ALTHOUGH we are already well into the New Year, I don’t think it is too late to make a new year resolution.

And that is to stop looking on the internet for symptoms of possible serious illnesses.

Over the last few weeks, I have convinced myself I have diabetes, purely on the strength of what it says on the world wide web.

I was a stranger to the doctors’ surgery for many years, but since retirement, I seem to have spent an inordinate amount of time browsing through ancient copies of Country Life and Woman’s Own down at the surgery.

I had an exemplary sickness record when gainfully employed, apart from three weeks off following a high speed car crash when I was pulled unconscious from the wreckage – and still wrote up my report on Bellingham Show from my hospital bed the following day

Another three weeks on the sidelines came when I had kidney stones removed by a surgeon whom I believe practised his skills by winkling the seeds out of pomegranates with his grandmother’s hat-pin

I had neither the time nor the inclination to be ill, and any incipient bugs were swiftly dealt with by the application of a generous draught of dark rum and Vimto.

But since drifting off into reluctant retirement, I have been admitted to hospital twice for surgery, and again after suffering a stroke.

I am on medication for the first time in my life, and reading the leaflets accompanying my daily dosage is enough to to make the most hale and hearty patients take to their beds.

My internet quest started when a routine blood test showed I had slightly raised blood sugar levels, despite the fact I never put sugar in my coffee, on my cereal or indeed on anything else A bag of sugar lasts so long in Hextol Towers that the writing on the bag is all in Latin and Mr Cube is wearing a toga.

The days are gone when I used to go round with a twist of newspaper filled with a mixture of cocoa and sugar to stick a wet finger into, and similarly I hardly ever carry a stick of rhubarb to dip into the bag of Tate and Lyles in my pocket.

I do drink lots of fizzy pop, but only of the zero sugar variety, and I am at the beck and call of 110 rescue horses with a fork and barrow at the stables for five hours a day for 13 days out of 14.

I do have a weakness for certain sweeties though, particularly those blue and pink aniseedy jelly jobs from a packet of liquorice allsorts. Occasionally a bag containing only those glorious gobbets of gelatine can be found in the local cheap shops, and I am unable to resist them.

They disappear down my capacious gullet like snow off a dyke and God help anyone who asks if they can have one.

I believe I may have consumed an entire bag of these delights on the morning of my last blood test, and convinced myself they were to blame for my unusually high sugar content.

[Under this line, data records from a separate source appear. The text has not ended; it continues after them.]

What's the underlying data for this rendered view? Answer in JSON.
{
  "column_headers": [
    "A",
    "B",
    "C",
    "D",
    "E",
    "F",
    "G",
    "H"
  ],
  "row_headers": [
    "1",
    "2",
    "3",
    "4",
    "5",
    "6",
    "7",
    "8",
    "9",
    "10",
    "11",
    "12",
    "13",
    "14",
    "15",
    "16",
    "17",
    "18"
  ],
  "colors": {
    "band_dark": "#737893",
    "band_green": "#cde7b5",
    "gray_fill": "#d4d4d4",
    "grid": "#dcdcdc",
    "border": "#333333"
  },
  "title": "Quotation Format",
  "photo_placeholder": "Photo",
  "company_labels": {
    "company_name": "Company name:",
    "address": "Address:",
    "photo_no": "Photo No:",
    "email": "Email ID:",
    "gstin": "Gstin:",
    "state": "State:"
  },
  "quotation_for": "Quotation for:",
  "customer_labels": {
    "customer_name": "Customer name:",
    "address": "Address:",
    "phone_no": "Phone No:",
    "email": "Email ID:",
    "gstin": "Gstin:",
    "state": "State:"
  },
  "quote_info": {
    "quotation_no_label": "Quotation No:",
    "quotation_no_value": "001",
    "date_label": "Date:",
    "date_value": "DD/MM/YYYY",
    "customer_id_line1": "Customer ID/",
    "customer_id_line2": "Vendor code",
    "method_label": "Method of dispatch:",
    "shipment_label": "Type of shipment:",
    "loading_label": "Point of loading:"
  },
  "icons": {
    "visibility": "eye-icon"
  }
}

But then I started reading up online about the ravages which can take place when one is in the grip of Type 2 diabetes and it didn’t take long to convince myself I would soon be jabbing myself in the thigh with a syringe loaded with insulin.

On the long list of symptoms of impending sugar sickness was a loss of feeling in the toes, and I realised with some alarm that for some time now, I have been unable to distinguish the middle toe on my right foot from a frozen chipolata. Although it looks perfectly normal It really feels as though this little piggy has gone to market, and won’t be coming back. When it first happened it felt as though I had a blister, but Mrs Hexstol confirmed the metatarsal was blemish free,

I also became very itchy – another sign of diabetes – and had lost weight, which all added up to definite diagnosis. The website blurb said that anyone exhibiting any of these symptoms should see their GP without delay and I had several sure fire signs, so I made an appointment forthwith.

I warned Mrs Hextol I would probably be rushed off to hospital, and donned clean socks and undergarments ready for confirmation of my diagnosis. However, the doctor told me I was far too healthy to even consider being a diabetic.